→ **Data records for software interfaces**
*** Block opens ***

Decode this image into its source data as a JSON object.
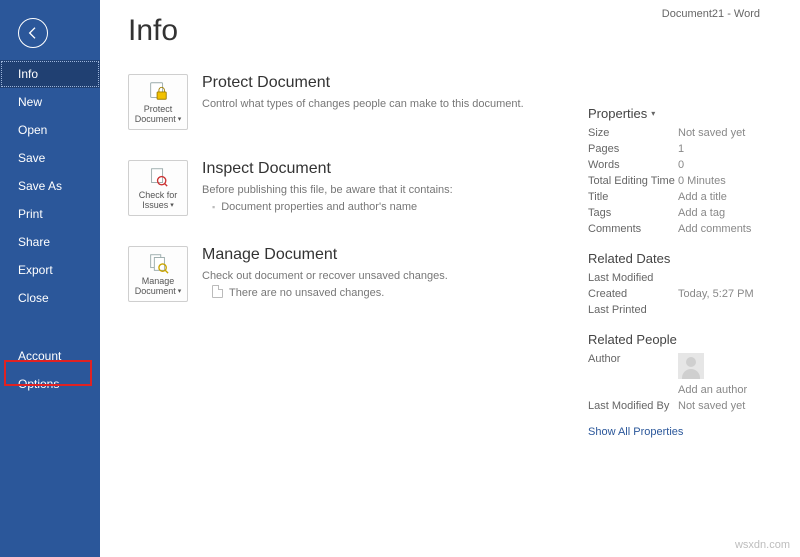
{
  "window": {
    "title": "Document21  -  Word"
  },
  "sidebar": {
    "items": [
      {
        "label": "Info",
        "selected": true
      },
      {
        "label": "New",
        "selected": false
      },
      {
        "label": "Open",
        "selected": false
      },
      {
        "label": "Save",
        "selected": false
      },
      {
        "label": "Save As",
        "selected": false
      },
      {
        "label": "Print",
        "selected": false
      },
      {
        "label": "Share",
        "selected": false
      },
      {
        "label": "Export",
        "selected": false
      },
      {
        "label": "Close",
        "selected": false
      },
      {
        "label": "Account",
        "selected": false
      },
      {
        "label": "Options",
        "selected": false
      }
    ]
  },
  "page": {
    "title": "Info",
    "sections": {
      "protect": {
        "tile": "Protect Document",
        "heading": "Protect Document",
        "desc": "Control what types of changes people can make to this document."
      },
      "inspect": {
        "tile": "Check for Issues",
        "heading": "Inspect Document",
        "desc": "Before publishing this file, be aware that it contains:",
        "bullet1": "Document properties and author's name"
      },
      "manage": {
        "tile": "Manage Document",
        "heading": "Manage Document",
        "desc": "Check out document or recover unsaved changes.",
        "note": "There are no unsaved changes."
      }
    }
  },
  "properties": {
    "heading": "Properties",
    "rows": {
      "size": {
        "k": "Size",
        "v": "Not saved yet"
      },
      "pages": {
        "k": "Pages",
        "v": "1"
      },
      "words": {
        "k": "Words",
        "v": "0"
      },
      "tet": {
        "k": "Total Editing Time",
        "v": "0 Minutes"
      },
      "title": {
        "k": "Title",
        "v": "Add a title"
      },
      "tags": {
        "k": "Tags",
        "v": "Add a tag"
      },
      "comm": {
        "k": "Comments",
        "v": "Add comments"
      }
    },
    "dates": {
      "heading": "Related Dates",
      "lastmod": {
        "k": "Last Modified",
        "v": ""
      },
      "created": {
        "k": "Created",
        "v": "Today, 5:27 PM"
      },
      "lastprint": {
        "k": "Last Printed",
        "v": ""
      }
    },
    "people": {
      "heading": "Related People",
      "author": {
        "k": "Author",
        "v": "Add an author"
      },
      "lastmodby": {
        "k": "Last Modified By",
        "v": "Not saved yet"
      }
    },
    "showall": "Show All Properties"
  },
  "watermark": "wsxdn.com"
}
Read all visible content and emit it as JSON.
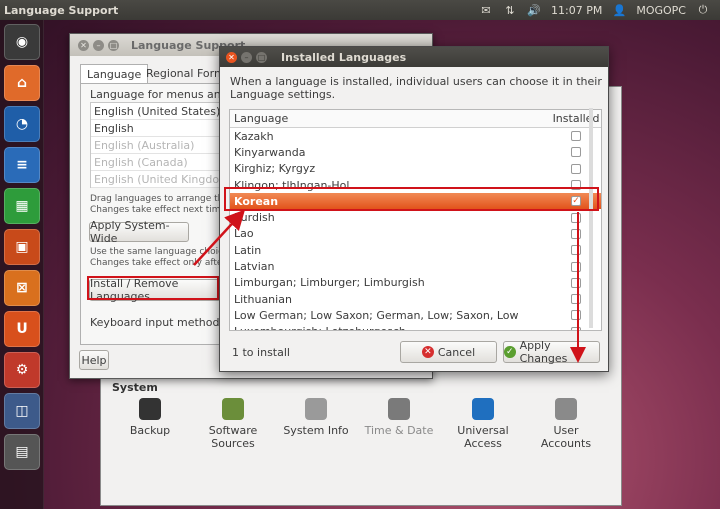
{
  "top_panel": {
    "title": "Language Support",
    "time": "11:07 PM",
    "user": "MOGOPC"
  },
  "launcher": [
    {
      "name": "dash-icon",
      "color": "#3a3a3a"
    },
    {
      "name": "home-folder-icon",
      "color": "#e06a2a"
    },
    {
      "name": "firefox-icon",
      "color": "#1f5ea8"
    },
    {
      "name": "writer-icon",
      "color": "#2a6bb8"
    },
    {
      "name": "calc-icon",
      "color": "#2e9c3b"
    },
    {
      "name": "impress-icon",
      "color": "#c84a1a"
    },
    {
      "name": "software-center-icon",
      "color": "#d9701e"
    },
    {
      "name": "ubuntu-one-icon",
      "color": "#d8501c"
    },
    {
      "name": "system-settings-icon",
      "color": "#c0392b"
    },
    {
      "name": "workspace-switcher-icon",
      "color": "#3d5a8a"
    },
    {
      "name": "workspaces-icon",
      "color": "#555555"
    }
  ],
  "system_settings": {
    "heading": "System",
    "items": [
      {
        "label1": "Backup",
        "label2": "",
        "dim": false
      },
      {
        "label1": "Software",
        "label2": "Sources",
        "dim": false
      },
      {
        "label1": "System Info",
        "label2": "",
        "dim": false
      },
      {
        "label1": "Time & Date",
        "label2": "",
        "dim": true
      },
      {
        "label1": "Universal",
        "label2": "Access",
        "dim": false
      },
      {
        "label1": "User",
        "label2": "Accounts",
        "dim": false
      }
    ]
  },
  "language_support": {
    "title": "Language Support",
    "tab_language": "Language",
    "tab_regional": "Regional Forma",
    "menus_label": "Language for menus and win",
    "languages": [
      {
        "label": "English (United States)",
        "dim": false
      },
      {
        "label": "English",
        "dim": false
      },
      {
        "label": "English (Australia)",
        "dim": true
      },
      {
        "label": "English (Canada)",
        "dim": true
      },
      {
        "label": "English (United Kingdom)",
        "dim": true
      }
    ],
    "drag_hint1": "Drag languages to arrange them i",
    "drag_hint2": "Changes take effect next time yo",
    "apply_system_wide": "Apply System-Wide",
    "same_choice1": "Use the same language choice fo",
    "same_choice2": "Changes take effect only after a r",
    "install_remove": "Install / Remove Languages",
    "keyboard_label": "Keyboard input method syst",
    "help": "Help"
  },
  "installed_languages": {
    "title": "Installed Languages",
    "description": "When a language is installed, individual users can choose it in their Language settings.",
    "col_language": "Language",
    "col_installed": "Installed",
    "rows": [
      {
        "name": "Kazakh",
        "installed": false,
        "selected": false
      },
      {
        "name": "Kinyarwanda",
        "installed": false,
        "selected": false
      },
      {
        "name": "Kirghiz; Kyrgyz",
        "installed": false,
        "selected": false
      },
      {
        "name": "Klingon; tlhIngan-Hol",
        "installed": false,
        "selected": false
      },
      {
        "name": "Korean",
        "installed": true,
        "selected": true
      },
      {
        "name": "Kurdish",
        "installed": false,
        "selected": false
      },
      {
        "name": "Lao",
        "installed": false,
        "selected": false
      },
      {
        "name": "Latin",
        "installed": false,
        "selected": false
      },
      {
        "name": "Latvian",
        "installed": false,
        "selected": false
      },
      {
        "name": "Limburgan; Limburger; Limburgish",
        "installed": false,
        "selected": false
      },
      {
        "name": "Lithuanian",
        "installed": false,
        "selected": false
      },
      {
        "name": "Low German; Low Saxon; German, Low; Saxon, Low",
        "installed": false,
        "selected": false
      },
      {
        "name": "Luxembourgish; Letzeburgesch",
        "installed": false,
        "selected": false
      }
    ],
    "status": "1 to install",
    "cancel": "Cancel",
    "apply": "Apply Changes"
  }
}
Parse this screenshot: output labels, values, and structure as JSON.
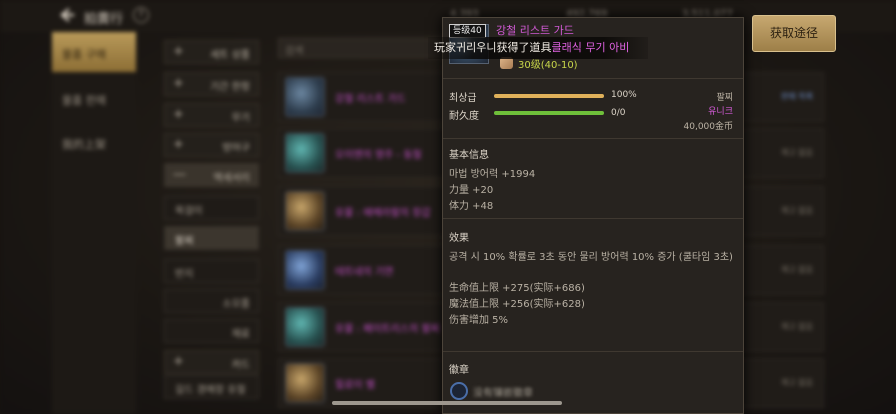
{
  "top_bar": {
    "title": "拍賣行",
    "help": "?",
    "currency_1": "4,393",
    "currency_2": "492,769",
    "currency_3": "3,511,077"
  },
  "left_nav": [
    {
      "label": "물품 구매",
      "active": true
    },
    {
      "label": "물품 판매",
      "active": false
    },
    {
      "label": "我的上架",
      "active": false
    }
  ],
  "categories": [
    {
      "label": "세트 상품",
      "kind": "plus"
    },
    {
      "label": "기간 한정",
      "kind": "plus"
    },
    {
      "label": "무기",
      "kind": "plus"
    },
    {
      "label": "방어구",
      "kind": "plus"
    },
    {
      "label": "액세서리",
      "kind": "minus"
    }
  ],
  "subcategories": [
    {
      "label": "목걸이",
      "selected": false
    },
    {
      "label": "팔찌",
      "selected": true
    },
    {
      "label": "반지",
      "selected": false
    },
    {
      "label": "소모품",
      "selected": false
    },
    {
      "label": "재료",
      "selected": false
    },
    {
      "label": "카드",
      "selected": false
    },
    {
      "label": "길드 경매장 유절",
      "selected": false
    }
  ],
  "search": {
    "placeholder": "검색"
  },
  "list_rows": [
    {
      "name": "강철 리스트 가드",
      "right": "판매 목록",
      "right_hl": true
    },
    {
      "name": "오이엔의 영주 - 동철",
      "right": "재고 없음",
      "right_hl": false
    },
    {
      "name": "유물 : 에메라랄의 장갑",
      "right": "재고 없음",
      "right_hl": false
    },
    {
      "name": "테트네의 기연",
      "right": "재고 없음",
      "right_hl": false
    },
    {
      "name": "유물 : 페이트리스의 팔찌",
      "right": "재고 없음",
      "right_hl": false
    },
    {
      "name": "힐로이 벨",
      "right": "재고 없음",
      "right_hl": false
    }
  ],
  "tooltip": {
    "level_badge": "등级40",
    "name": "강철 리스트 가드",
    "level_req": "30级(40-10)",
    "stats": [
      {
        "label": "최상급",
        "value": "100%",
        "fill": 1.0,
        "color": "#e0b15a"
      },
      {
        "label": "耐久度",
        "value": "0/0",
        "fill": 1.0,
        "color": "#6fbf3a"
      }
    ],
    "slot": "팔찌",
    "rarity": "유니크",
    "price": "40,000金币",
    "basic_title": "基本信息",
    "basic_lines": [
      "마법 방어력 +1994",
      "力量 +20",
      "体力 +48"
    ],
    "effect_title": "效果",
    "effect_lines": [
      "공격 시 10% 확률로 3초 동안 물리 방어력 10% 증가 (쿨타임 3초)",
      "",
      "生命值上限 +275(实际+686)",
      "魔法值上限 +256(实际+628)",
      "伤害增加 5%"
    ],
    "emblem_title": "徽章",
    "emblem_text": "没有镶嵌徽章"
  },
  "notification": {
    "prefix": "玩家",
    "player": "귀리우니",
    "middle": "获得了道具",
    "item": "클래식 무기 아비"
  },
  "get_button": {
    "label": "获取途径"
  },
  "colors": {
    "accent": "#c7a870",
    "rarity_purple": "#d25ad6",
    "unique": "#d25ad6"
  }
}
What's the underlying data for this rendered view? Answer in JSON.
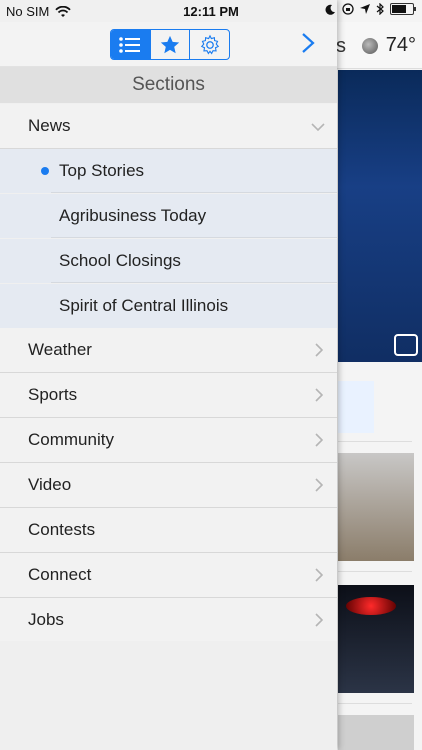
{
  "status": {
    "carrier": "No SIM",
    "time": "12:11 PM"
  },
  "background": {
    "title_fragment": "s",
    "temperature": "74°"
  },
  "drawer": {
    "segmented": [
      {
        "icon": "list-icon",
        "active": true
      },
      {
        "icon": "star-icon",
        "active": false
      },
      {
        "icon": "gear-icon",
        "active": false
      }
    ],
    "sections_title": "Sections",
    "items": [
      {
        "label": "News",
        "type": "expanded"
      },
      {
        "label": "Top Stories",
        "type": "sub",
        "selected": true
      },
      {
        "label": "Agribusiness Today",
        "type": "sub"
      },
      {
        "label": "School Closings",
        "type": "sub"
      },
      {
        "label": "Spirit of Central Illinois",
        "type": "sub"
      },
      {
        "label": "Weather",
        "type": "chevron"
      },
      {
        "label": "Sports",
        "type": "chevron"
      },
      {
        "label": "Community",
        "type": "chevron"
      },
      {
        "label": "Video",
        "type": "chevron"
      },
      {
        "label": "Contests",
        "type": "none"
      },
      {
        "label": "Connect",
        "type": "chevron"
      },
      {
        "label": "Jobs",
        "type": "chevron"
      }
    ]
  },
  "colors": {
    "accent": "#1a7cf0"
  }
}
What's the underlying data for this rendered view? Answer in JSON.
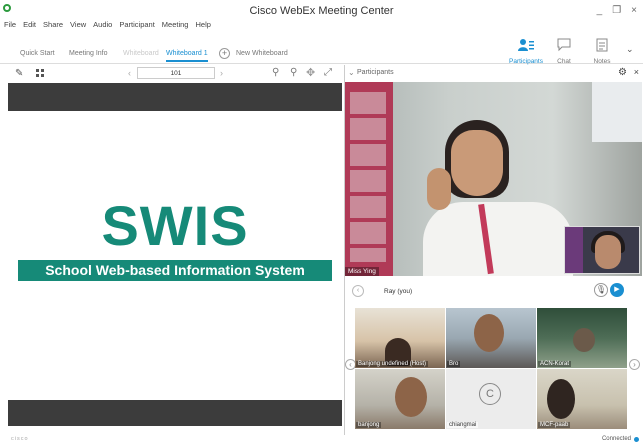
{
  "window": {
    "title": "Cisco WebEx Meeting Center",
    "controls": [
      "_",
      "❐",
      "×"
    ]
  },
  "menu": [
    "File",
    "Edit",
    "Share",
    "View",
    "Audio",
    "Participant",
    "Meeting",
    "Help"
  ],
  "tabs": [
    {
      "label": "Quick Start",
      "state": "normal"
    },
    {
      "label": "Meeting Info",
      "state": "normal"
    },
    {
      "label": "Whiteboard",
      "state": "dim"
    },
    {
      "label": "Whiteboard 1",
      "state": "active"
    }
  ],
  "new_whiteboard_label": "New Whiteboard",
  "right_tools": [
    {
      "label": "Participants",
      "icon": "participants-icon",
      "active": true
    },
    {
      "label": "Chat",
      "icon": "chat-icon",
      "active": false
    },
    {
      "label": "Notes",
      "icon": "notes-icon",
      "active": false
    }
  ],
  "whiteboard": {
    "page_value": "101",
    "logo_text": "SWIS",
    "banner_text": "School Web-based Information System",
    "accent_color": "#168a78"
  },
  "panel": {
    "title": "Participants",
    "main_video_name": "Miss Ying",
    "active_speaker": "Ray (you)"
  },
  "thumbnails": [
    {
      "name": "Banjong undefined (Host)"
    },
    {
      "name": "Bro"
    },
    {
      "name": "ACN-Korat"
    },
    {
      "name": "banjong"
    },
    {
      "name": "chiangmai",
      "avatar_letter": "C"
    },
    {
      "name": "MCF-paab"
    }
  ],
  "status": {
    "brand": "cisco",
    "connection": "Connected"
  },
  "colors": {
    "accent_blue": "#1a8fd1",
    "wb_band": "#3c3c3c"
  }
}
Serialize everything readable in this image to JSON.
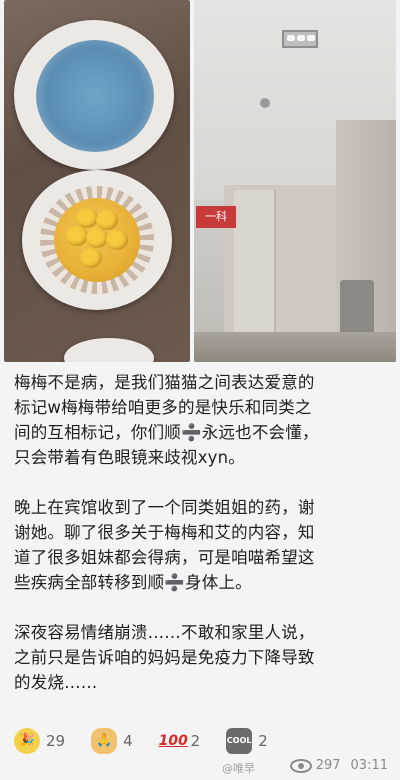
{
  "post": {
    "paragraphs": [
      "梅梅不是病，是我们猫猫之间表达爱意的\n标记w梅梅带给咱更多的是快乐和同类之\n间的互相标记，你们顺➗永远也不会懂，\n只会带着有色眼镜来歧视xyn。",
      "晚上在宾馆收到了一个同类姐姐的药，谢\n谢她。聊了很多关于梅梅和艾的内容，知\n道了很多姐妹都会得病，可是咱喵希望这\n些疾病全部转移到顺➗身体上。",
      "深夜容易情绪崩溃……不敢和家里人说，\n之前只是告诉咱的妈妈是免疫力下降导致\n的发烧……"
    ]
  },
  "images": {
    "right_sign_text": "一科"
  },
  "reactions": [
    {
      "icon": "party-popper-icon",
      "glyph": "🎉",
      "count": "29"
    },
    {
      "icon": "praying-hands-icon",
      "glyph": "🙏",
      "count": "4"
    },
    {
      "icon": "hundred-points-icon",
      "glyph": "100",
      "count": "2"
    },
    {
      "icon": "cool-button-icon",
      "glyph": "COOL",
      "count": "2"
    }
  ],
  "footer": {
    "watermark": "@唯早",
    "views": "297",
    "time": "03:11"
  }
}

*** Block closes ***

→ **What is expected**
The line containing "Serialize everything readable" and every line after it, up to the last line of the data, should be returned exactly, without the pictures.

→ **Finished exercise**
Serialize everything readable in this image to JSON.
{
  "post": {
    "paragraphs": [
      "梅梅不是病，是我们猫猫之间表达爱意的\n标记w梅梅带给咱更多的是快乐和同类之\n间的互相标记，你们顺➗永远也不会懂，\n只会带着有色眼镜来歧视xyn。",
      "晚上在宾馆收到了一个同类姐姐的药，谢\n谢她。聊了很多关于梅梅和艾的内容，知\n道了很多姐妹都会得病，可是咱喵希望这\n些疾病全部转移到顺➗身体上。",
      "深夜容易情绪崩溃……不敢和家里人说，\n之前只是告诉咱的妈妈是免疫力下降导致\n的发烧……"
    ]
  },
  "images": {
    "right_sign_text": "一科"
  },
  "reactions": [
    {
      "icon": "party-popper-icon",
      "glyph": "🎉",
      "count": "29"
    },
    {
      "icon": "praying-hands-icon",
      "glyph": "🙏",
      "count": "4"
    },
    {
      "icon": "hundred-points-icon",
      "glyph": "100",
      "count": "2"
    },
    {
      "icon": "cool-button-icon",
      "glyph": "COOL",
      "count": "2"
    }
  ],
  "footer": {
    "watermark": "@唯早",
    "views": "297",
    "time": "03:11"
  }
}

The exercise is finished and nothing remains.